Webb, P. M., Knight, T., Greaves, S., Wilson, A., Newell, D. G., Elder, J., et al. (1994). Relation between infection with Helicobacter pylori and living conditions in childhood: evidence for person to person transmission in early life. BMJ 308, 750–753. doi: 10.1136/bmj.308.6931.750
Wu, C. S., Wu, S. S., and Chen, P. C. (1995). A prospective study of fungal infection of gastric ulcers: clinical significance and correlation with medical treatment. Gastrointest. Endosc. 42, 56–58. doi: 10.1016/S0016-5107(95)70244-X
Zwolińska-Wcisło, M., Brzozowski, T., Kwiecień, S., Drozdowicz, D., Bogdał, J., Budak, A., et al. (2003). Kolonizacja grzybicza przewodu pokarmowego w badaniach klinicznych i doÅŻwiadczalnych. Przew Lek 6, 81–89.
Zwolinska-Wcislo, M., Budak, A., Bogdal, J., Trojanowska, D., and Stachura, J. (2001a). Effect of fungal colonization of gastric mucosa on the course of gastric ulcers healing. Med. Sci. Monit. 7, 266–275.
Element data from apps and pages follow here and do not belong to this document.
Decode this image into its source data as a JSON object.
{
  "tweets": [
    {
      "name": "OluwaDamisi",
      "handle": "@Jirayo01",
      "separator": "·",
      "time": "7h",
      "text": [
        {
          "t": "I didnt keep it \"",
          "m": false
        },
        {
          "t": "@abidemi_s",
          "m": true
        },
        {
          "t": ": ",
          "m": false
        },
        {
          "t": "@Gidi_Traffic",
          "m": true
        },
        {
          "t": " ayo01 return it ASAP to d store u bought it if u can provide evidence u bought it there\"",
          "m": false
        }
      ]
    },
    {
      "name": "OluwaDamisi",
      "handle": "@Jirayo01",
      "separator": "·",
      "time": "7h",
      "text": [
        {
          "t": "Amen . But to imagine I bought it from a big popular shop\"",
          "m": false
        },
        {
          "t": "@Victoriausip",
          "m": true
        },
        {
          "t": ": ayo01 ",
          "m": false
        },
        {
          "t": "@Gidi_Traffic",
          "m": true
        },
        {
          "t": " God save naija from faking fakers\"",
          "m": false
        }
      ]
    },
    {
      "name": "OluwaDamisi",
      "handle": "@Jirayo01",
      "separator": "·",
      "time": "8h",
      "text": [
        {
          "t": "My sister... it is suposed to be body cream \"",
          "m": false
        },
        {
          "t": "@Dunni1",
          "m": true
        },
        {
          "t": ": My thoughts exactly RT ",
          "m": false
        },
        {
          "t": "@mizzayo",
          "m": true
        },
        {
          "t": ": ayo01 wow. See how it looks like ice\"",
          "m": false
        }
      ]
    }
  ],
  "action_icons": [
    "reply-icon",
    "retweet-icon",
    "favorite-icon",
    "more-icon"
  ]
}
Keywords: H. pylori, C. albicans, coinfection, gastric diseases
Citation: Massarrat S, Saniee P, Siavoshi F, Mokhtari R, Mansour-Ghanaei F and Khalili-Samani S (2016) The Effect of Helicobacter pylori Infection, Aging, and Consumption of Proton Pump Inhibitor on Fungal Colonization in the Stomach of Dyspeptic Patients Front. Microbiol. 7:801. doi: 10.3389/fmicb.2016.00801
Received: 20 February 2016; Accepted: 11 May 2016;
Published: 25 May 2016.
Edited by:Mohammad H. Derakhshan, University of Glasgow, UK
Reviewed by:Amedeo Amedei, University of Florence, Italy
Hridayesh Prakash, University of Hyderabad, India
Copyright © 2016 Massarrat, Saniee, Siavoshi, Mokhtari, Mansour-Ghanaei and Khalili-Samani. This is an open-access article distributed under the terms of the Creative Commons Attribution License (CC BY). The use, distribution or reproduction in other forums is permitted, provided the original author(s) or licensor are credited and that the original publication in this journal is cited, in accordance with accepted academic practice. No use, distribution or reproduction is permitted which does not comply with these terms.
*Correspondence: Farideh Siavoshi, firstname.lastname@example.org